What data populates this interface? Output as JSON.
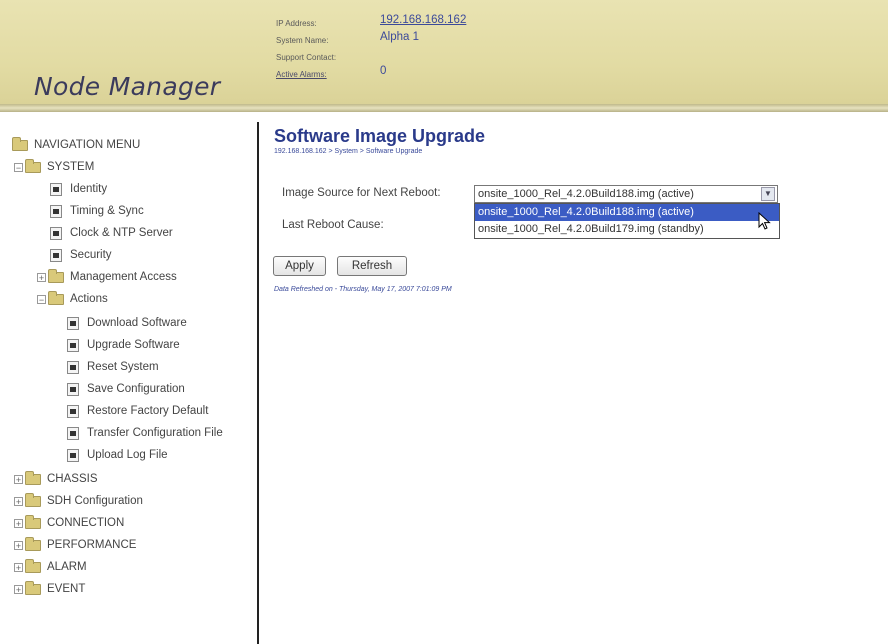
{
  "header": {
    "logo": "Node Manager",
    "info": [
      {
        "label": "IP Address:",
        "value": "192.168.168.162",
        "link": true
      },
      {
        "label": "System Name:",
        "value": "Alpha 1",
        "link": false
      },
      {
        "label": "Support Contact:",
        "value": "",
        "link": false
      },
      {
        "label": "Active Alarms:",
        "value": "0",
        "link": false
      }
    ]
  },
  "nav": {
    "header": "NAVIGATION MENU",
    "system": "SYSTEM",
    "identity": "Identity",
    "timing": "Timing & Sync",
    "clock": "Clock & NTP Server",
    "security": "Security",
    "management": "Management Access",
    "actions": "Actions",
    "download": "Download Software",
    "upgrade": "Upgrade Software",
    "reset": "Reset System",
    "save": "Save Configuration",
    "restore": "Restore Factory Default",
    "transfer": "Transfer Configuration File",
    "upload": "Upload Log File",
    "chassis": "CHASSIS",
    "sdh": "SDH Configuration",
    "connection": "CONNECTION",
    "performance": "PERFORMANCE",
    "alarm": "ALARM",
    "event": "EVENT"
  },
  "main": {
    "title": "Software Image Upgrade",
    "breadcrumb": "192.168.168.162 > System > Software Upgrade",
    "image_source_label": "Image Source for Next Reboot:",
    "selected_value": "onsite_1000_Rel_4.2.0Build188.img (active)",
    "options": [
      "onsite_1000_Rel_4.2.0Build188.img (active)",
      "onsite_1000_Rel_4.2.0Build179.img (standby)"
    ],
    "last_reboot_label": "Last Reboot Cause:",
    "apply": "Apply",
    "refresh": "Refresh",
    "refreshed": "Data Refreshed on - Thursday, May 17, 2007 7:01:09 PM"
  }
}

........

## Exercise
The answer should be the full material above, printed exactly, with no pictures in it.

## Your solution
What data populates this interface? Output as JSON.
{
  "header": {
    "logo": "Node Manager",
    "info": [
      {
        "label": "IP Address:",
        "value": "192.168.168.162",
        "link": true
      },
      {
        "label": "System Name:",
        "value": "Alpha 1",
        "link": false
      },
      {
        "label": "Support Contact:",
        "value": "",
        "link": false
      },
      {
        "label": "Active Alarms:",
        "value": "0",
        "link": false
      }
    ]
  },
  "nav": {
    "header": "NAVIGATION MENU",
    "system": "SYSTEM",
    "identity": "Identity",
    "timing": "Timing & Sync",
    "clock": "Clock & NTP Server",
    "security": "Security",
    "management": "Management Access",
    "actions": "Actions",
    "download": "Download Software",
    "upgrade": "Upgrade Software",
    "reset": "Reset System",
    "save": "Save Configuration",
    "restore": "Restore Factory Default",
    "transfer": "Transfer Configuration File",
    "upload": "Upload Log File",
    "chassis": "CHASSIS",
    "sdh": "SDH Configuration",
    "connection": "CONNECTION",
    "performance": "PERFORMANCE",
    "alarm": "ALARM",
    "event": "EVENT"
  },
  "main": {
    "title": "Software Image Upgrade",
    "breadcrumb": "192.168.168.162 > System > Software Upgrade",
    "image_source_label": "Image Source for Next Reboot:",
    "selected_value": "onsite_1000_Rel_4.2.0Build188.img (active)",
    "options": [
      "onsite_1000_Rel_4.2.0Build188.img (active)",
      "onsite_1000_Rel_4.2.0Build179.img (standby)"
    ],
    "last_reboot_label": "Last Reboot Cause:",
    "apply": "Apply",
    "refresh": "Refresh",
    "refreshed": "Data Refreshed on - Thursday, May 17, 2007 7:01:09 PM"
  }
}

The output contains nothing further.